Locally, members of Grace Church—under the leadership of Rev. Cristina Rathbone—are similarly well-versed with the biblical injunction to turn tools of war into tools of life. “We feel that gun violence is wreaking so much pain and death in our country [and] that many guns in many places would be put to better use as garden tools,” said Rathbone, underscoring her congregation’s understanding of hunting and, by extension, gratitude for hunters and the food they provide. “We are grateful, too, for this chance to take guns voluntarily handed in to the police and turn them into useful tools,” she added, noting that no guns will be accepted on the 12th; instead, blacksmiths will be using material from guns destroyed under the supervision of police in Connecticut.

Each year, 40,000 gun deaths occur in the United States. At its root, Swords to Plowshares is focused on reducing gun violence in the communities in which their events take place. By converting weapons of death into tools of life—and putting them to use for the betterment of the community—the goal of reducing senseless gun deaths is one step closer.

“We are looking forward to working with the Guthrie Center and other community partners (among them Railroad Street Youth Project, Christ Trinity Church, St. Paul’s Church, Taft Farms, and Multicultural BRIDGE) to welcome the Swords to Plowshares team to Great Barrington, particularly because it will be—primarily—a participatory event and everyone who wants to will be able to enact this transformation first hand,” said Rathbone.

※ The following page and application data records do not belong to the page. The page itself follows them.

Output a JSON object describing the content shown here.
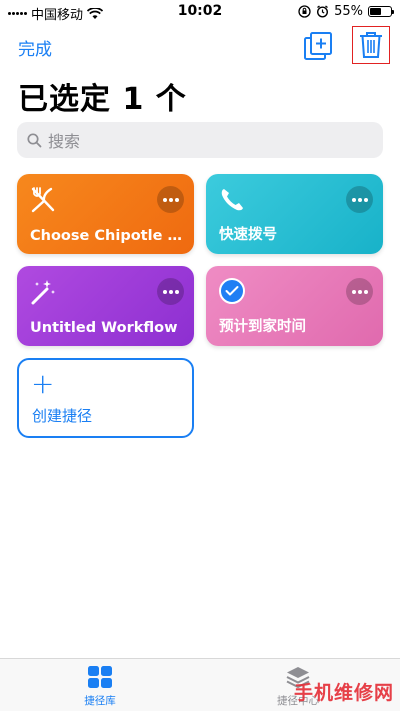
{
  "status_bar": {
    "carrier": "中国移动",
    "time": "10:02",
    "battery": "55%",
    "battery_level": 0.55
  },
  "nav": {
    "done": "完成"
  },
  "title": "已选定 1 个",
  "search": {
    "placeholder": "搜索"
  },
  "shortcuts": [
    {
      "label": "Choose Chipotle O...",
      "icon": "fork-knife-icon",
      "color": "#f47a18"
    },
    {
      "label": "快速拨号",
      "icon": "phone-icon",
      "color": "#26bdd2"
    },
    {
      "label": "Untitled Workflow",
      "icon": "magic-wand-icon",
      "color": "#a03ed9"
    },
    {
      "label": "预计到家时间",
      "icon": "checkmark-icon",
      "color": "#e77bb9",
      "selected": true
    }
  ],
  "create": {
    "label": "创建捷径"
  },
  "tabs": [
    {
      "label": "捷径库",
      "icon": "grid-icon",
      "active": true
    },
    {
      "label": "捷径中心",
      "icon": "layers-icon",
      "active": false
    }
  ],
  "watermark": "手机维修网"
}
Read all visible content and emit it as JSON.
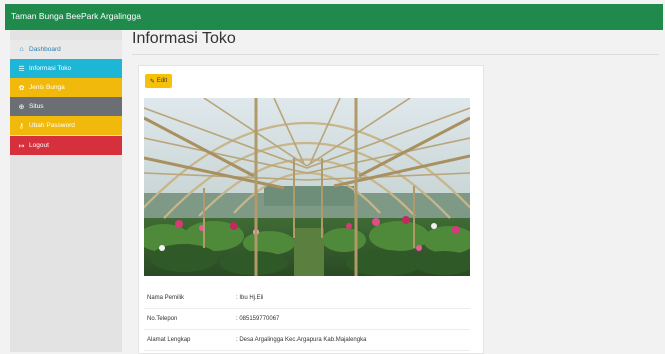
{
  "header": {
    "brand": "Taman Bunga BeePark Argalingga"
  },
  "sidebar": {
    "items": [
      {
        "label": "Dashboard",
        "icon": "home-icon"
      },
      {
        "label": "Informasi Toko",
        "icon": "list-icon"
      },
      {
        "label": "Jenis Bunga",
        "icon": "flower-icon"
      },
      {
        "label": "Situs",
        "icon": "globe-icon"
      },
      {
        "label": "Ubah Password",
        "icon": "key-icon"
      },
      {
        "label": "Logout",
        "icon": "logout-icon"
      }
    ]
  },
  "main": {
    "title": "Informasi Toko",
    "edit_label": "Edit",
    "info": [
      {
        "label": "Nama Pemilik",
        "value": ": Ibu Hj.Eli"
      },
      {
        "label": "No.Telepon",
        "value": ": 085159770067"
      },
      {
        "label": "Alamat Lengkap",
        "value": ": Desa Argalingga Kec.Argapura Kab.Majalengka"
      }
    ]
  },
  "colors": {
    "topbar": "#1f8a4c",
    "info_active": "#1eb6d6",
    "warning": "#f0b90b",
    "secondary": "#6b6f75",
    "danger": "#d6303c"
  }
}
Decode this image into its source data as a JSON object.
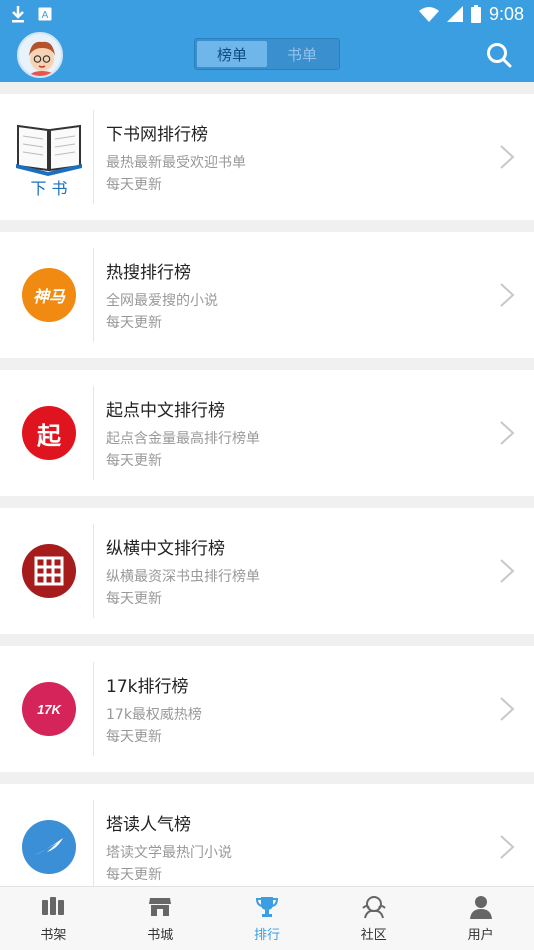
{
  "status_bar": {
    "time": "9:08",
    "icons": [
      "download-icon",
      "a-icon",
      "wifi-icon",
      "signal-icon",
      "battery-icon"
    ]
  },
  "header": {
    "segments": [
      {
        "label": "榜单",
        "active": true
      },
      {
        "label": "书单",
        "active": false
      }
    ],
    "accent": "#3b9ee0"
  },
  "rankings": [
    {
      "title": "下书网排行榜",
      "desc": "最热最新最受欢迎书单",
      "update": "每天更新",
      "logo": "book-logo",
      "logo_text": "下 书",
      "color": "#1a6fc0"
    },
    {
      "title": "热搜排行榜",
      "desc": "全网最爱搜的小说",
      "update": "每天更新",
      "logo": "shenma-logo",
      "logo_text": "神马",
      "color": "#f08a10"
    },
    {
      "title": "起点中文排行榜",
      "desc": "起点含金量最高排行榜单",
      "update": "每天更新",
      "logo": "qidian-logo",
      "logo_text": "起",
      "color": "#e0141e"
    },
    {
      "title": "纵横中文排行榜",
      "desc": "纵横最资深书虫排行榜单",
      "update": "每天更新",
      "logo": "zongheng-logo",
      "logo_text": "",
      "color": "#a61b1b"
    },
    {
      "title": "17k排行榜",
      "desc": "17k最权威热榜",
      "update": "每天更新",
      "logo": "17k-logo",
      "logo_text": "17K",
      "color": "#d4245a"
    },
    {
      "title": "塔读人气榜",
      "desc": "塔读文学最热门小说",
      "update": "每天更新",
      "logo": "tadu-logo",
      "logo_text": "",
      "color": "#3b8fd6"
    }
  ],
  "tabbar": [
    {
      "label": "书架",
      "icon": "bookshelf-icon",
      "active": false
    },
    {
      "label": "书城",
      "icon": "bookstore-icon",
      "active": false
    },
    {
      "label": "排行",
      "icon": "trophy-icon",
      "active": true
    },
    {
      "label": "社区",
      "icon": "community-icon",
      "active": false
    },
    {
      "label": "用户",
      "icon": "user-icon",
      "active": false
    }
  ]
}
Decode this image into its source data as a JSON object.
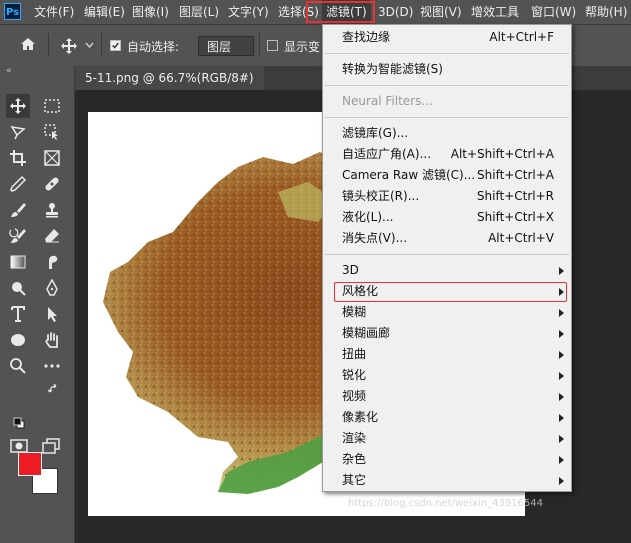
{
  "menubar": {
    "logo": "Ps",
    "items": [
      {
        "label": "文件(F)"
      },
      {
        "label": "编辑(E)"
      },
      {
        "label": "图像(I)"
      },
      {
        "label": "图层(L)"
      },
      {
        "label": "文字(Y)"
      },
      {
        "label": "选择(S)"
      },
      {
        "label": "滤镜(T)"
      },
      {
        "label": "3D(D)"
      },
      {
        "label": "视图(V)"
      },
      {
        "label": "增效工具"
      },
      {
        "label": "窗口(W)"
      },
      {
        "label": "帮助(H)"
      }
    ]
  },
  "options": {
    "auto_select_label": "自动选择:",
    "auto_select_value": "图层",
    "show_transform_label": "显示变"
  },
  "document": {
    "tab_title": "5-11.png @ 66.7%(RGB/8#)"
  },
  "colors": {
    "foreground": "#ed1c24",
    "background": "#ffffff",
    "highlight": "#e53333"
  },
  "filter_menu": {
    "items": [
      {
        "label": "查找边缘",
        "shortcut": "Alt+Ctrl+F"
      },
      {
        "label": "转换为智能滤镜(S)",
        "shortcut": ""
      },
      {
        "label": "Neural Filters...",
        "shortcut": ""
      },
      {
        "label": "滤镜库(G)...",
        "shortcut": ""
      },
      {
        "label": "自适应广角(A)...",
        "shortcut": "Alt+Shift+Ctrl+A"
      },
      {
        "label": "Camera Raw 滤镜(C)...",
        "shortcut": "Shift+Ctrl+A"
      },
      {
        "label": "镜头校正(R)...",
        "shortcut": "Shift+Ctrl+R"
      },
      {
        "label": "液化(L)...",
        "shortcut": "Shift+Ctrl+X"
      },
      {
        "label": "消失点(V)...",
        "shortcut": "Alt+Ctrl+V"
      },
      {
        "label": "3D",
        "shortcut": ""
      },
      {
        "label": "风格化",
        "shortcut": ""
      },
      {
        "label": "模糊",
        "shortcut": ""
      },
      {
        "label": "模糊画廊",
        "shortcut": ""
      },
      {
        "label": "扭曲",
        "shortcut": ""
      },
      {
        "label": "锐化",
        "shortcut": ""
      },
      {
        "label": "视频",
        "shortcut": ""
      },
      {
        "label": "像素化",
        "shortcut": ""
      },
      {
        "label": "渲染",
        "shortcut": ""
      },
      {
        "label": "杂色",
        "shortcut": ""
      },
      {
        "label": "其它",
        "shortcut": ""
      }
    ]
  },
  "toolbar": {
    "tools": [
      "move-icon",
      "marquee-icon",
      "lasso-icon",
      "object-select-icon",
      "crop-icon",
      "frame-icon",
      "eyedropper-icon",
      "healing-icon",
      "brush-icon",
      "stamp-icon",
      "history-brush-icon",
      "eraser-icon",
      "gradient-icon",
      "smudge-icon",
      "dodge-icon",
      "pen-icon",
      "type-icon",
      "path-select-icon",
      "ellipse-icon",
      "hand-icon",
      "zoom-icon",
      "more-icon"
    ]
  },
  "watermark": "https://blog.csdn.net/weixin_43916544"
}
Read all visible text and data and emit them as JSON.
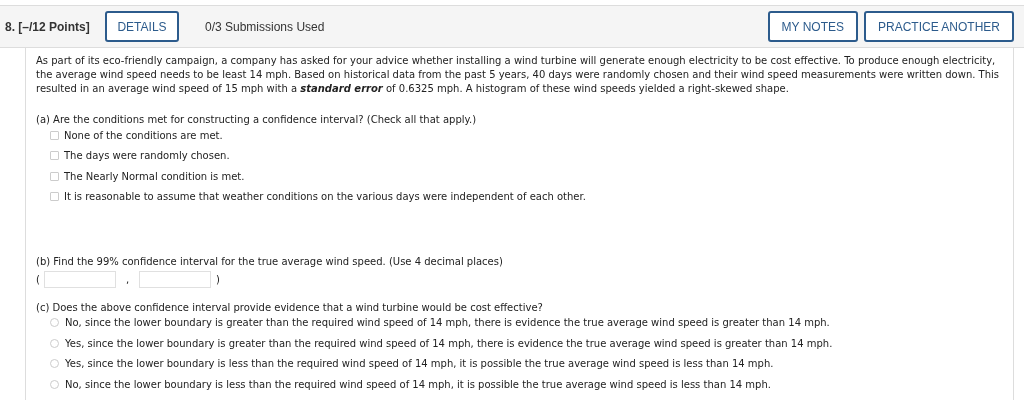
{
  "header": {
    "question_number": "8.",
    "points": "[–/12 Points]",
    "details_button": "DETAILS",
    "submissions": "0/3 Submissions Used",
    "buttons": [
      "MY NOTES",
      "PRACTICE ANOTHER"
    ]
  },
  "intro": "As part of its eco-friendly campaign, a company has asked for your advice whether installing a wind turbine will generate enough electricity to be cost effective. To produce enough electricity, the average wind speed needs to be least 14 mph. Based on historical data from the past 5 years, 40 days were randomly chosen and their wind speed measurements were written down. This resulted in an average wind speed of 15 mph with a **standard error** of 0.6325 mph. A histogram of these wind speeds yielded a right-skewed shape.",
  "part_a": {
    "prompt": "(a) Are the conditions met for constructing a confidence interval? (Check all that apply.)",
    "options": [
      {
        "label": "None of the conditions are met.",
        "checked": false
      },
      {
        "label": "The days were randomly chosen.",
        "checked": false
      },
      {
        "label": "The Nearly Normal condition is met.",
        "checked": false
      },
      {
        "label": "It is reasonable to assume that weather conditions on the various days were independent of each other.",
        "checked": false
      }
    ]
  },
  "part_b": {
    "prompt": "(b) Find the 99% confidence interval for the true average wind speed. (Use 4 decimal places)",
    "open": "(",
    "separator": ",",
    "close": ")"
  },
  "part_c": {
    "prompt": "(c) Does the above confidence interval provide evidence that a wind turbine would be cost effective?",
    "options": [
      {
        "label": "No, since the lower boundary is greater than the required wind speed of 14 mph, there is evidence the true average wind speed is greater than 14 mph.",
        "selected": false
      },
      {
        "label": "Yes, since the lower boundary is greater than the required wind speed of 14 mph, there is evidence the true average wind speed is greater than 14 mph.",
        "selected": false
      },
      {
        "label": "Yes, since the lower boundary is less than the required wind speed of 14 mph, it is possible the true average wind speed is less than 14 mph.",
        "selected": false
      },
      {
        "label": "No, since the lower boundary is less than the required wind speed of 14 mph, it is possible the true average wind speed is less than 14 mph.",
        "selected": false
      }
    ]
  }
}
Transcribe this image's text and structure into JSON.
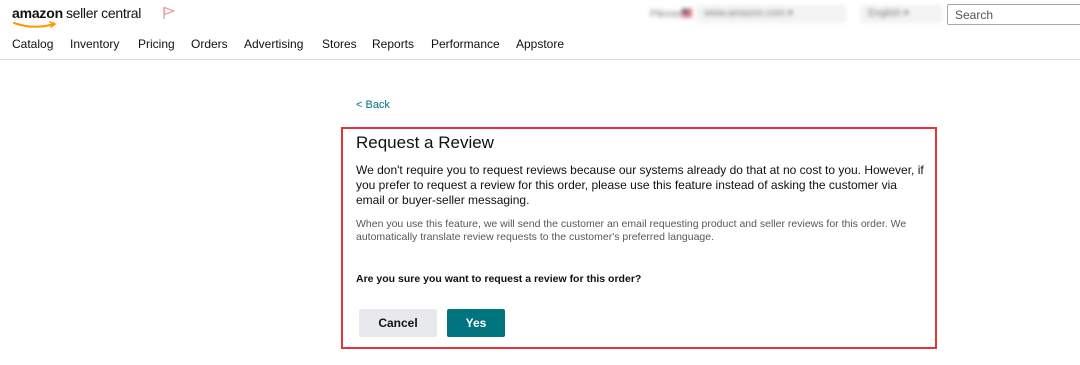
{
  "header": {
    "logo": {
      "brand": "amazon",
      "product": "seller central"
    },
    "marketplace": {
      "account_name": "Pikmee",
      "domain": "www.amazon.com",
      "language": "English"
    },
    "search": {
      "placeholder": "Search"
    },
    "nav": [
      {
        "label": "Catalog"
      },
      {
        "label": "Inventory"
      },
      {
        "label": "Pricing"
      },
      {
        "label": "Orders"
      },
      {
        "label": "Advertising"
      },
      {
        "label": "Stores"
      },
      {
        "label": "Reports"
      },
      {
        "label": "Performance"
      },
      {
        "label": "Appstore"
      }
    ]
  },
  "back_link": "< Back",
  "review_panel": {
    "title": "Request a Review",
    "intro": "We don't require you to request reviews because our systems already do that at no cost to you. However, if you prefer to request a review for this order, please use this feature instead of asking the customer via email or buyer-seller messaging.",
    "note": "When you use this feature, we will send the customer an email requesting product and seller reviews for this order. We automatically translate review requests to the customer's preferred language.",
    "question": "Are you sure you want to request a review for this order?",
    "cancel_label": "Cancel",
    "yes_label": "Yes"
  },
  "colors": {
    "highlight_border": "#e1343d",
    "primary_button": "#00757f",
    "link": "#007185",
    "logo_smile": "#ff9900",
    "flag_icon": "#e8a3a6"
  },
  "icons": [
    "amazon-smile-icon",
    "flag-icon",
    "us-flag-icon",
    "chevron-down-icon"
  ]
}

Curry’s current role as chief blacksmith went hand-in-hand with the founding of the nonprofit—whose genesis happened in New Haven. Prior to the pandemic, the group worked with the local mens’ jail to teach incarcerated individuals blacksmithing skills; with time (plus his own training in Colorado Springs under the direction of RAWTools), Curry took over training and is now at the helm. While he and his team lost their connection to the jail in March 2020, they are working towards reestablishing it, citing restorative justice as another part of the puzzle.

“Men and women who are coming out of jail, into reentry programs, love this work,” said Curry who underscores it an integral “part of their re-understanding of their place in the community.”

Invariably, individuals who come into contact with Curry and his team are intrigued—not only by their work, but also by the potential of their efforts to create cohesion among humanity. Their events are raising awareness around gun violence prevention and, perhaps most importantly, sowing the seeds of conversation.

Amidst what he calls second amendment gridlock, Curry underscores it’s all about safeguarding families—especially those with young children, teenagers, and guns that are not properly locked and stored. “30,000 people a year take their lives. By guns. And a lot of the time that’s because [there is a gun] in the attic, or the basement, or in the garage—[and] it’s available in the moment of crisis,” says Curry. At the Guthrie Center, local police will be giving away free gun locks; still, Curry and team are encouraging everyone to consider for themselves: Are our guns really safely locked? Do we really need this gun? Or is it enough of a danger to us that we should voluntarily turn it in?

“There is nothing as empowering as taking the hammer to the gun part—metal that had been part of a weapon of great potential harm—and hammering it into a garden tool,” says Curry, whose sentiments Rathbone echoes:

“It’s a rare and extraordinary feeling, hammering what used to be a gun nozzle into a trowel, and it is our hope that people will leave feeling both more empowered and more hopeful.”

NOTE: The Right Reverend James E. Curry is a retired Bishop Suffragan of the Episcopal Church in Connecticut. He is a founding member of Bishops United Against Gun Violence and a contributor to the anthology, “Reclaiming the Gospel of Peace.” He is a Co-Founder of Swords to Plowshares and a Board member of Mothers United Against Violence in Hartford. Jim serves as Head of Operations and Chief Blacksmith creating the tools that are the final output of the group and organizing demonstrations with community and religious groups throughout the Northeast. He has a B.A. from Amherst College, an M.Ed in counseling from UMass, and an M.Div. and D.D. from Berkeley Divinity School at Yale.